Bell’s Tide Mill Farm, for instance, is a diversified farm raising vegetables as well as chickens, turkeys, pigs, and beef cattle. On top of that, they run a dairy operation, selling some of their milk directly and also participating in a newly formed cooperative of small dairy farms, called Maine’s Own Organic or “MOO” Milk.
As Piotti explains, Tide Mill Farm is benefiting from an increased interest in local and organic products, but they are also living the challenges of any farm operation, and the particular difficulties faced by dairy farms in light of historically low federal milk prices.
Another farm featured in the film series is Broad Turn Farm in Scarborough, where Stacy Brenner and John Bliss grow a broad array of vegetables which they distribute weekly to about 100 local families. These families pay at the beginning of the season for a share of the farm’s bounty, through an increasingly popular model called “Community Supported Agriculture” or a “CSA”.
Brenner and Bliss do not own their farm, but lease it from a local land trust. Despite growing consumer interest in local farm products, many would-be farmers are thwarted by the high cost of land in areas like Scarborough where consumer demand is high. As Piotti explains, one way for farmers to counter the high cost of farmland is to purchase land that has been preserved, paying a farmland price rather than a developer’s price. Another strategy is to lease land, as seen at Broad Turn Farm.
The other six films showcase Sandy River Farm in Farmington (dairy, beef, grain), Horsepower Farm in Penobscot (vegetables), Ayotte Farms in Hamlin (potatoes), Chase’s Farm and Restaurant in Freedom and Belfast (vegetables), Lakeside Orchard in Manchester (apples), and Reed Farm in Windsor (dairy).
“People love these films,” says Piotti. “They are both beautifully made and tell great stories about our farmers.”
After the screening at The Grand, Piotti will provide additional commentary to the films. The film makers and some farmers will be present to answer questions from the audience. A post-screening reception with coffee, supplied by The Grand, will be happening afterwards for those who wish to linger.
The package of films is entitled “Meet Your Farmer” and can be viewed on the web at www.meetyourfarmer.org.
Tickets for the Ellsworth screening of “Meet Your Farmer” can be purchased at The Grand (www.grandonline.org).
Additional theater shows will be scheduled throughout the summer and fall.

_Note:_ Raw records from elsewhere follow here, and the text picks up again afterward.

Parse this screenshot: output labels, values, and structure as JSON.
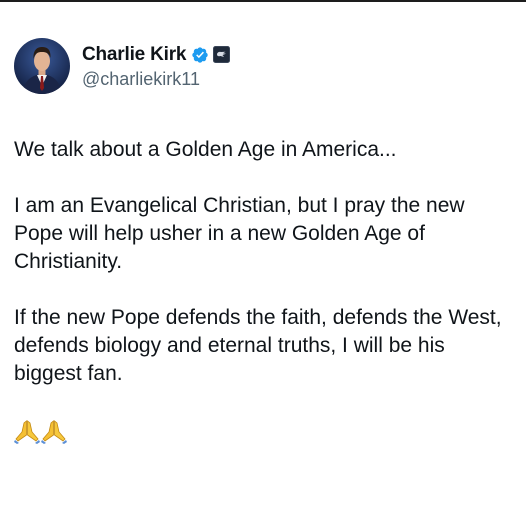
{
  "author": {
    "display_name": "Charlie Kirk",
    "handle": "@charliekirk11",
    "verified_icon": "verified-badge-icon",
    "affiliate_icon": "affiliate-badge-icon",
    "colors": {
      "verified": "#1d9bf0",
      "handle": "#536471",
      "text": "#0f1419"
    }
  },
  "tweet": {
    "paragraphs": [
      "We talk about a Golden Age in America...",
      "I am an Evangelical Christian, but I pray the new Pope will help usher in a new Golden Age of Christianity.",
      "If the new Pope defends the faith, defends the West, defends biology and eternal truths, I will be his biggest fan."
    ],
    "emojis": [
      "folded-hands-icon",
      "folded-hands-icon"
    ]
  }
}
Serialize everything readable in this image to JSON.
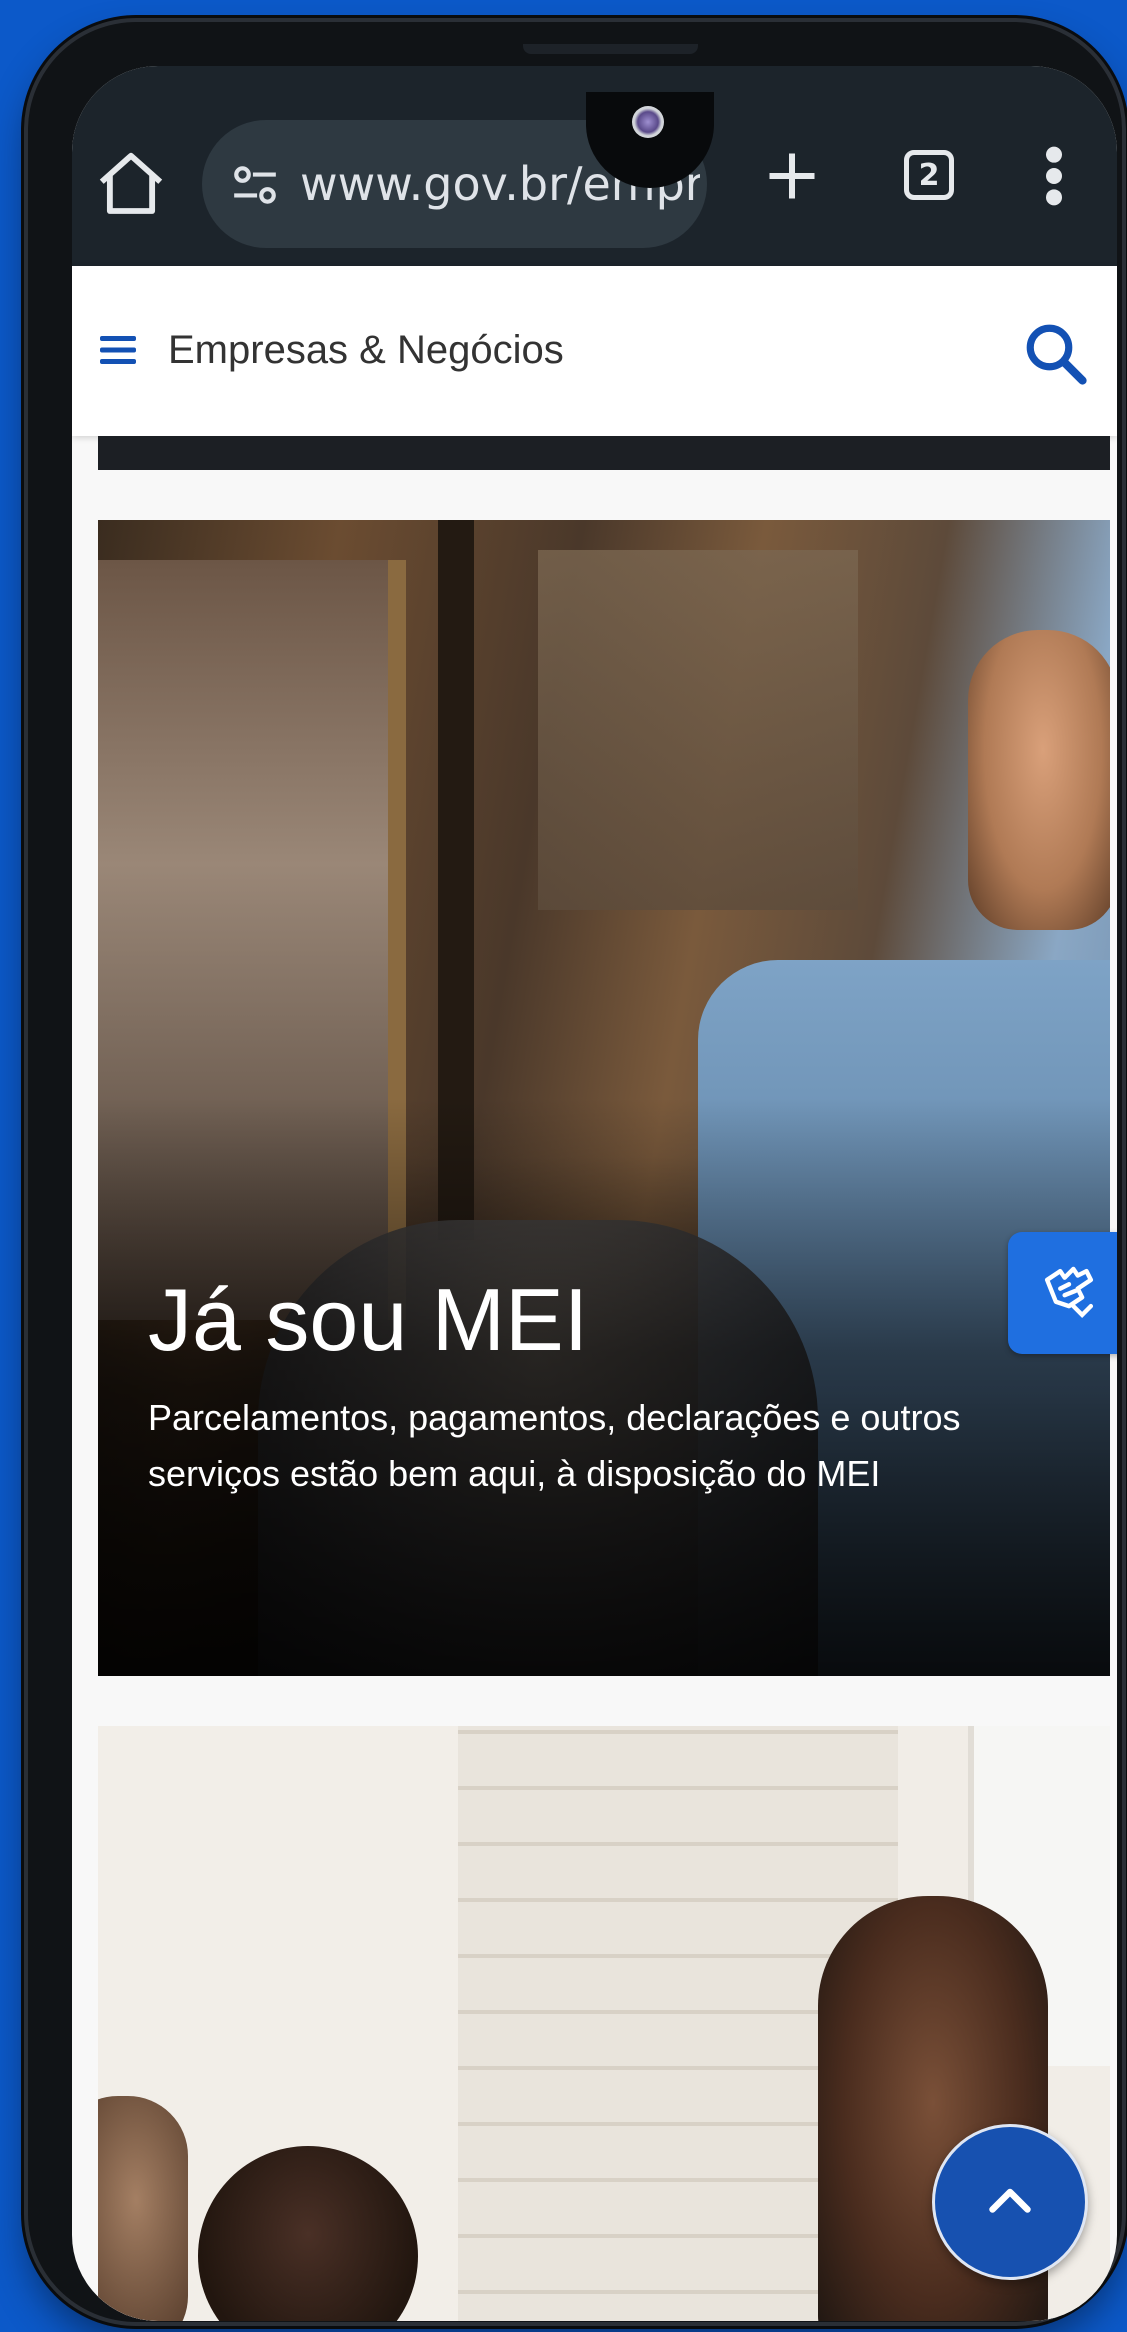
{
  "browser": {
    "url": "www.gov.br/empr",
    "tab_count": "2"
  },
  "site": {
    "title": "Empresas & Negócios"
  },
  "cards": [
    {
      "title": "Já sou MEI",
      "description": "Parcelamentos, pagamentos, declarações e outros serviços estão bem aqui, à disposição do MEI"
    }
  ],
  "colors": {
    "brand_blue": "#1351b4",
    "vlibras_blue": "#1f6fe0",
    "chrome_bg": "#1c242b",
    "background_blue": "#0c59c9"
  }
}
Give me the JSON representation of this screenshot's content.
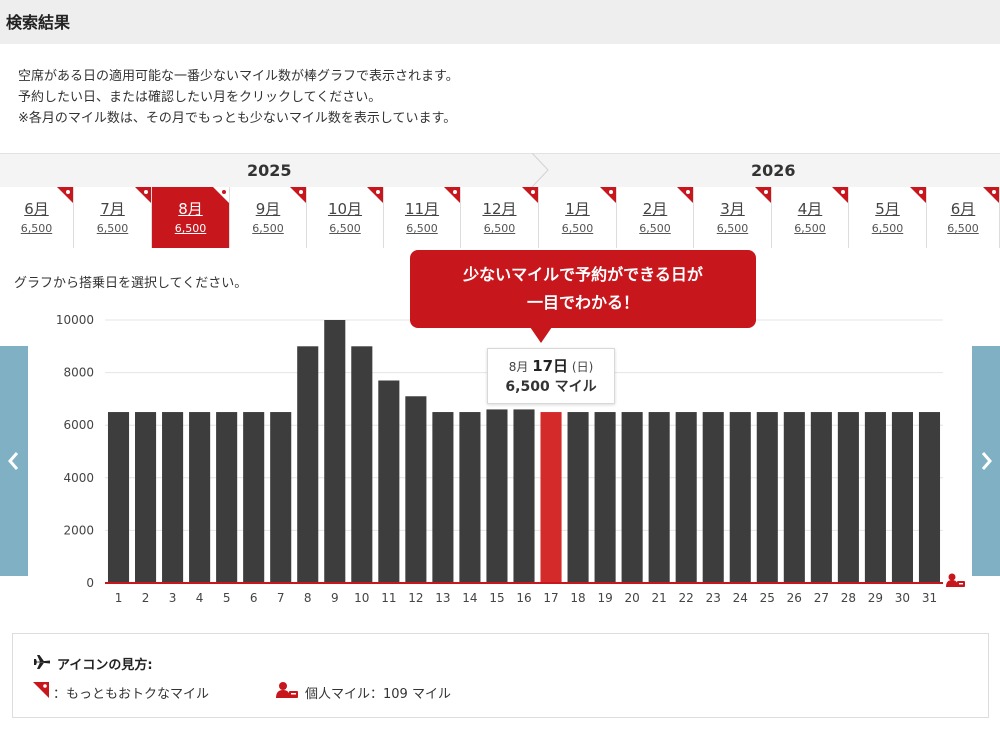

For information on upcoming dates, visit www.mainefarmlandtrust.org.
Maine Farmland Trust is a statewide non-profit working to help keep farms vital. The organization both preserves farmland and helps support farmers through a myriad of programs. For more information on specific programs, visit Maine Farmland Trust located at 97 Main St. in Belfast or on the web at www.mainefarmlandtrust.org.
Contact Name: Erin Herbig Outreach Coordinator Maine Farmland Trust
Telephone Number: (207)338-6575